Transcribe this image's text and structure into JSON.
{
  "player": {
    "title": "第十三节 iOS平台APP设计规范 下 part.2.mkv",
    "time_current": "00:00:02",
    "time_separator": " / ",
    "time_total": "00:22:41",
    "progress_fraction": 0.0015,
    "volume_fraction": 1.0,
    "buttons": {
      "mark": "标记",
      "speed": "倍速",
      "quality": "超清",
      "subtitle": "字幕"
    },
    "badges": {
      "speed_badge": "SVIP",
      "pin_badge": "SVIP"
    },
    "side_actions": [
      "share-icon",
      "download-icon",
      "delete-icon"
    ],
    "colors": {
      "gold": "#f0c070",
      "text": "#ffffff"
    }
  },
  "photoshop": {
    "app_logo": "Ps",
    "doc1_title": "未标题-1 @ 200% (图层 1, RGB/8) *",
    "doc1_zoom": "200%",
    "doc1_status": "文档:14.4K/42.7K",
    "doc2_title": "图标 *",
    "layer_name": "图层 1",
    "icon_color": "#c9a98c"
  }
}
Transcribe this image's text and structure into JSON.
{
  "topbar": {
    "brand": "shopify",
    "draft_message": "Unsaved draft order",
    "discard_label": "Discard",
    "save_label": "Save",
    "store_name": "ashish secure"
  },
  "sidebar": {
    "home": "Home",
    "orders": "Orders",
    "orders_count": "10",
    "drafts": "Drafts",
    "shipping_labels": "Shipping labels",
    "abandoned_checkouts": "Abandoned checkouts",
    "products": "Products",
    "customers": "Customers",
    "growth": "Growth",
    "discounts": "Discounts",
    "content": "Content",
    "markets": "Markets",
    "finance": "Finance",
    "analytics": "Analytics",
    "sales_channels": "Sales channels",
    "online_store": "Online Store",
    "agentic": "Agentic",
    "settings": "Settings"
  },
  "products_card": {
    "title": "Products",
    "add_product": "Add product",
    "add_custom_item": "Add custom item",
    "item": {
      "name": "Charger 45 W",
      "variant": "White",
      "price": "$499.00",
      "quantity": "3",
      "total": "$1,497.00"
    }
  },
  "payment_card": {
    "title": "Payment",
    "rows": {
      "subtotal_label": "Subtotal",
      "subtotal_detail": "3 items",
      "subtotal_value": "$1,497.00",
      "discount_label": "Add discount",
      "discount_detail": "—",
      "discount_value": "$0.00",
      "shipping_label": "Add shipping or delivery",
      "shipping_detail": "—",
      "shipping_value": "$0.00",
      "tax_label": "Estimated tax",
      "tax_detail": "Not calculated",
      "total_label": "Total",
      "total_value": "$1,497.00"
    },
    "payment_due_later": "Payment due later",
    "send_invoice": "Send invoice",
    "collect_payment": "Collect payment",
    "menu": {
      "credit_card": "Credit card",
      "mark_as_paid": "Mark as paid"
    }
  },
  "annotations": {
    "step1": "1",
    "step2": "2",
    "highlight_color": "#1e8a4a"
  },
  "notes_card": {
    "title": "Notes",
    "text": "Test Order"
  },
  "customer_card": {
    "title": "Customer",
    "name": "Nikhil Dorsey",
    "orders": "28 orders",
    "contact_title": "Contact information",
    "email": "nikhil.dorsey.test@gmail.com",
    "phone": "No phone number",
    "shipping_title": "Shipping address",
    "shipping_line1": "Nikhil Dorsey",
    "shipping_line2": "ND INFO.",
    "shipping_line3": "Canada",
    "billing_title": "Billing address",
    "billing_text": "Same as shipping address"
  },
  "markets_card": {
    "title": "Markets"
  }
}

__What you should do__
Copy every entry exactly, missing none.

__Answer to the problem__
Transcribe this image's text and structure into JSON.
{
  "player": {
    "title": "第十三节 iOS平台APP设计规范 下 part.2.mkv",
    "time_current": "00:00:02",
    "time_separator": " / ",
    "time_total": "00:22:41",
    "progress_fraction": 0.0015,
    "volume_fraction": 1.0,
    "buttons": {
      "mark": "标记",
      "speed": "倍速",
      "quality": "超清",
      "subtitle": "字幕"
    },
    "badges": {
      "speed_badge": "SVIP",
      "pin_badge": "SVIP"
    },
    "side_actions": [
      "share-icon",
      "download-icon",
      "delete-icon"
    ],
    "colors": {
      "gold": "#f0c070",
      "text": "#ffffff"
    }
  },
  "photoshop": {
    "app_logo": "Ps",
    "doc1_title": "未标题-1 @ 200% (图层 1, RGB/8) *",
    "doc1_zoom": "200%",
    "doc1_status": "文档:14.4K/42.7K",
    "doc2_title": "图标 *",
    "layer_name": "图层 1",
    "icon_color": "#c9a98c"
  }
}
Transcribe this image's text and structure into JSON.
{
  "topbar": {
    "brand": "shopify",
    "draft_message": "Unsaved draft order",
    "discard_label": "Discard",
    "save_label": "Save",
    "store_name": "ashish secure"
  },
  "sidebar": {
    "home": "Home",
    "orders": "Orders",
    "orders_count": "10",
    "drafts": "Drafts",
    "shipping_labels": "Shipping labels",
    "abandoned_checkouts": "Abandoned checkouts",
    "products": "Products",
    "customers": "Customers",
    "growth": "Growth",
    "discounts": "Discounts",
    "content": "Content",
    "markets": "Markets",
    "finance": "Finance",
    "analytics": "Analytics",
    "sales_channels": "Sales channels",
    "online_store": "Online Store",
    "agentic": "Agentic",
    "settings": "Settings"
  },
  "products_card": {
    "title": "Products",
    "add_product": "Add product",
    "add_custom_item": "Add custom item",
    "item": {
      "name": "Charger 45 W",
      "variant": "White",
      "price": "$499.00",
      "quantity": "3",
      "total": "$1,497.00"
    }
  },
  "payment_card": {
    "title": "Payment",
    "rows": {
      "subtotal_label": "Subtotal",
      "subtotal_detail": "3 items",
      "subtotal_value": "$1,497.00",
      "discount_label": "Add discount",
      "discount_detail": "—",
      "discount_value": "$0.00",
      "shipping_label": "Add shipping or delivery",
      "shipping_detail": "—",
      "shipping_value": "$0.00",
      "tax_label": "Estimated tax",
      "tax_detail": "Not calculated",
      "total_label": "Total",
      "total_value": "$1,497.00"
    },
    "payment_due_later": "Payment due later",
    "send_invoice": "Send invoice",
    "collect_payment": "Collect payment",
    "menu": {
      "credit_card": "Credit card",
      "mark_as_paid": "Mark as paid"
    }
  },
  "annotations": {
    "step1": "1",
    "step2": "2",
    "highlight_color": "#1e8a4a"
  },
  "notes_card": {
    "title": "Notes",
    "text": "Test Order"
  },
  "customer_card": {
    "title": "Customer",
    "name": "Nikhil Dorsey",
    "orders": "28 orders",
    "contact_title": "Contact information",
    "email": "nikhil.dorsey.test@gmail.com",
    "phone": "No phone number",
    "shipping_title": "Shipping address",
    "shipping_line1": "Nikhil Dorsey",
    "shipping_line2": "ND INFO.",
    "shipping_line3": "Canada",
    "billing_title": "Billing address",
    "billing_text": "Same as shipping address"
  },
  "markets_card": {
    "title": "Markets"
  }
}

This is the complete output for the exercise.